▸ WHAT THE TASK ASKS: Lines of the records that hold the word "JSON" are to be counted; give the number and nothing more.

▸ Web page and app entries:
-- Opening Marker --

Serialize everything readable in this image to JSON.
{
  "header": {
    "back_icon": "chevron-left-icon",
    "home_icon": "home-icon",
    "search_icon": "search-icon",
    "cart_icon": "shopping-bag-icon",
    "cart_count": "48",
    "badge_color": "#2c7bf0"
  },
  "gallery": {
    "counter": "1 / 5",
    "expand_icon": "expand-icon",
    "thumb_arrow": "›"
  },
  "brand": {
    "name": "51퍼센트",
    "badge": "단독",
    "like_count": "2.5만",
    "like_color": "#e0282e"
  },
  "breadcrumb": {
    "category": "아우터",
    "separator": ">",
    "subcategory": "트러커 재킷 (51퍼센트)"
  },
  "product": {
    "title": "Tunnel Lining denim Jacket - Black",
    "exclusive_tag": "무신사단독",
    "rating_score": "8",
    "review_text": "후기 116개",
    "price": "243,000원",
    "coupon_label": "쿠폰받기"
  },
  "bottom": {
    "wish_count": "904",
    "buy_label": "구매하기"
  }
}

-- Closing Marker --
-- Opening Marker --

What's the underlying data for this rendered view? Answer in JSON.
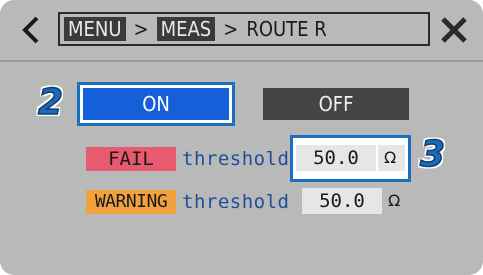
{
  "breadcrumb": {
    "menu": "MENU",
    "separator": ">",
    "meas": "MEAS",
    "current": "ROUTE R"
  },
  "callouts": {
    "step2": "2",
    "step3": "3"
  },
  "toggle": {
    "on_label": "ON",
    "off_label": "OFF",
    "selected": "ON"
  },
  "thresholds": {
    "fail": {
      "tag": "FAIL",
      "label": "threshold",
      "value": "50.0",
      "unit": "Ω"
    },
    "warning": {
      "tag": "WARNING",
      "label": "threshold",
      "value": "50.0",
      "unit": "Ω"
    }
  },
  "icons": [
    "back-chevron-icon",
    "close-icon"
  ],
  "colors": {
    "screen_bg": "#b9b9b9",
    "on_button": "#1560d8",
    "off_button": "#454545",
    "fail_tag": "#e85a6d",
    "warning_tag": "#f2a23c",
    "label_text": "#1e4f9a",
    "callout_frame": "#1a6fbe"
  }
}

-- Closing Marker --

▸ OUTPUT OF THE TASK: 2